About this exercise: Set down the whole listing below exactly. The pictures stay out.

Materials provided:
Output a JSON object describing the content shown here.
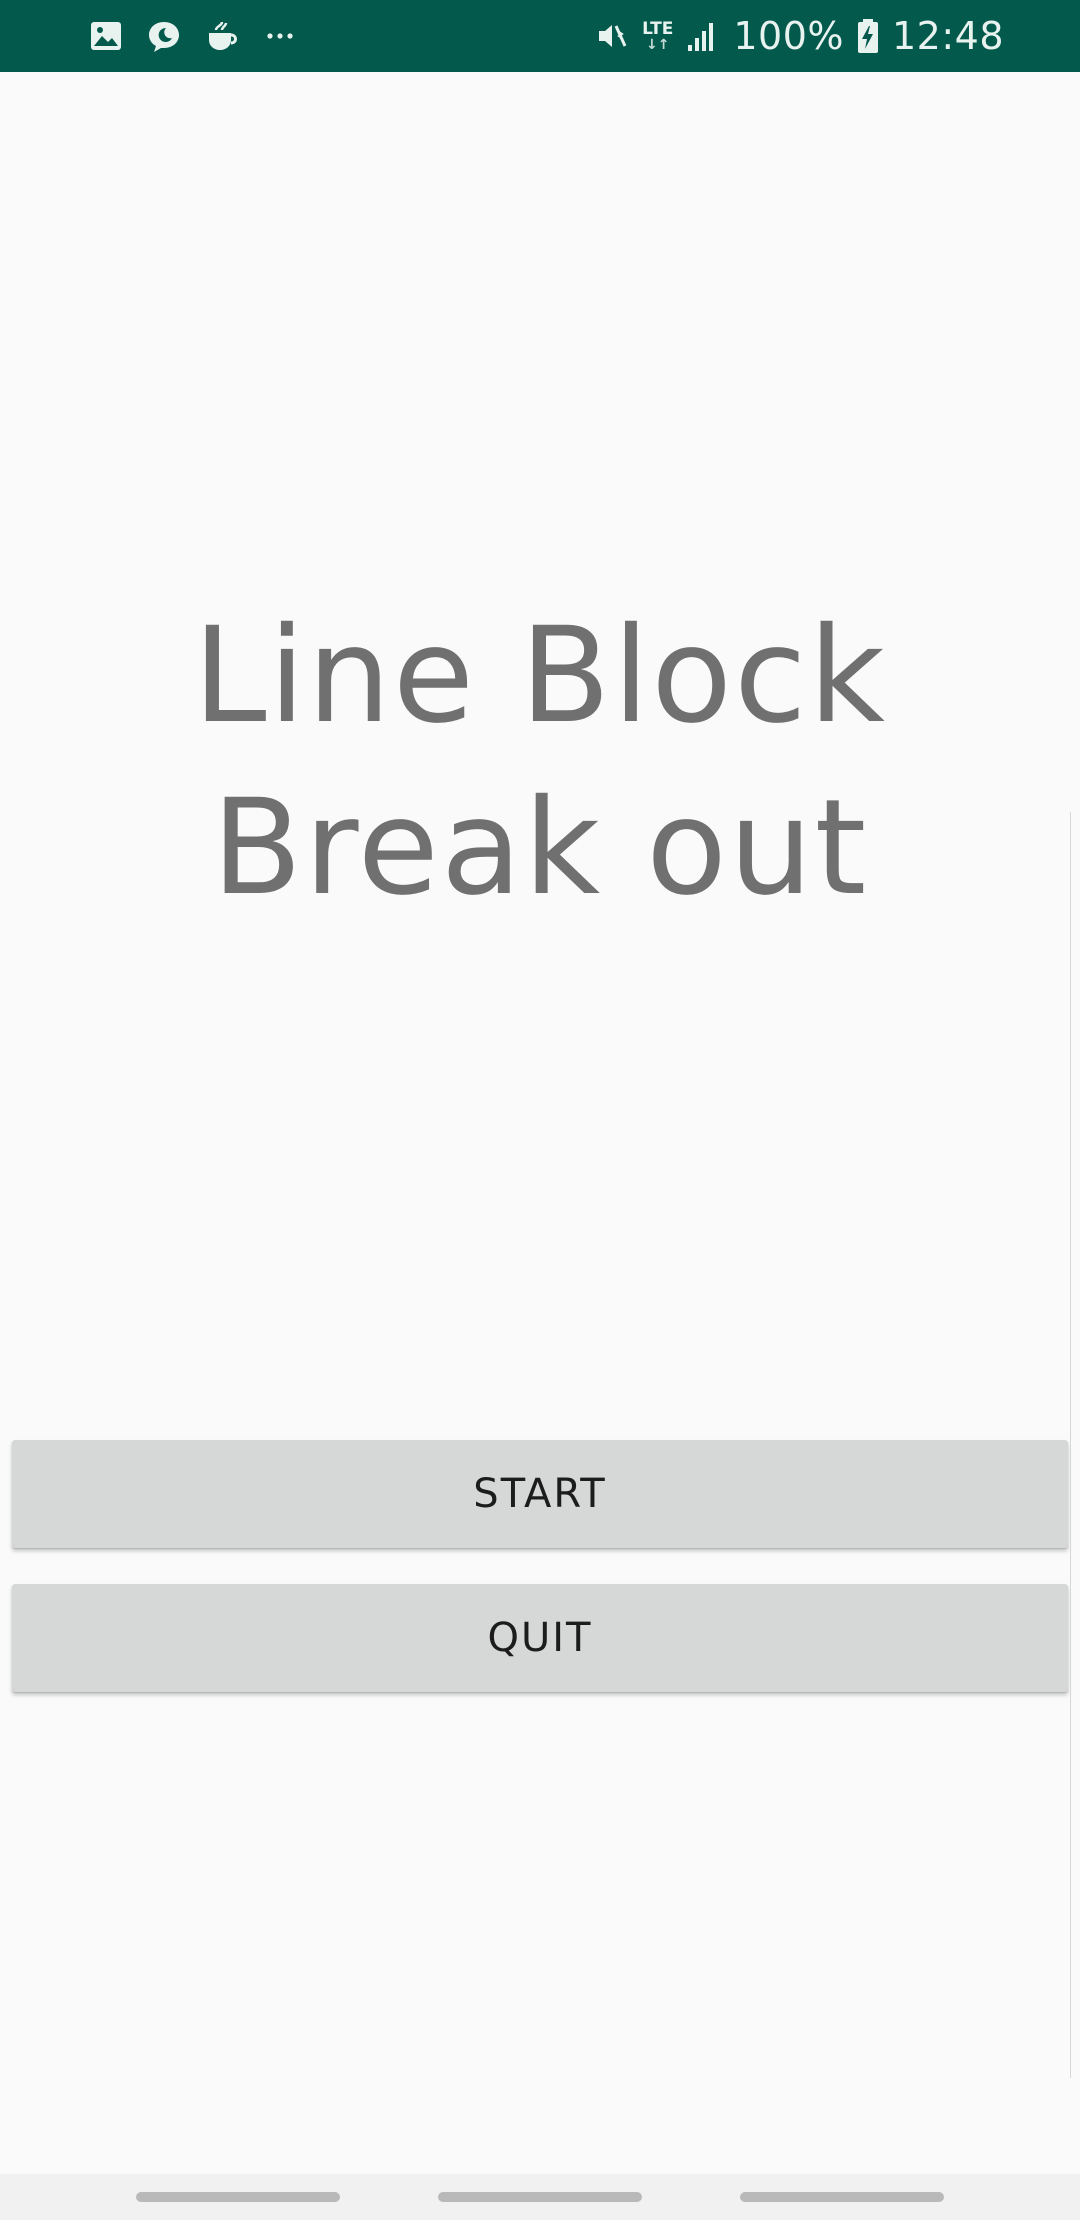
{
  "status_bar": {
    "background": "#02594c",
    "left_icons": [
      "gallery-icon",
      "chat-bubble-icon",
      "coffee-cup-icon",
      "more-dots-icon"
    ],
    "network": "LTE",
    "battery_percent": "100%",
    "time": "12:48"
  },
  "app": {
    "title_line1": "Line Block",
    "title_line2": "Break out"
  },
  "buttons": {
    "start_label": "START",
    "quit_label": "QUIT"
  },
  "colors": {
    "title_text": "#707070",
    "button_bg": "#d6d7d7",
    "page_bg": "#fafafa"
  }
}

Solution:
Output a JSON object describing the content shown here.
{
  "status_bar": {
    "background": "#02594c",
    "left_icons": [
      "gallery-icon",
      "chat-bubble-icon",
      "coffee-cup-icon",
      "more-dots-icon"
    ],
    "network": "LTE",
    "battery_percent": "100%",
    "time": "12:48"
  },
  "app": {
    "title_line1": "Line Block",
    "title_line2": "Break out"
  },
  "buttons": {
    "start_label": "START",
    "quit_label": "QUIT"
  },
  "colors": {
    "title_text": "#707070",
    "button_bg": "#d6d7d7",
    "page_bg": "#fafafa"
  }
}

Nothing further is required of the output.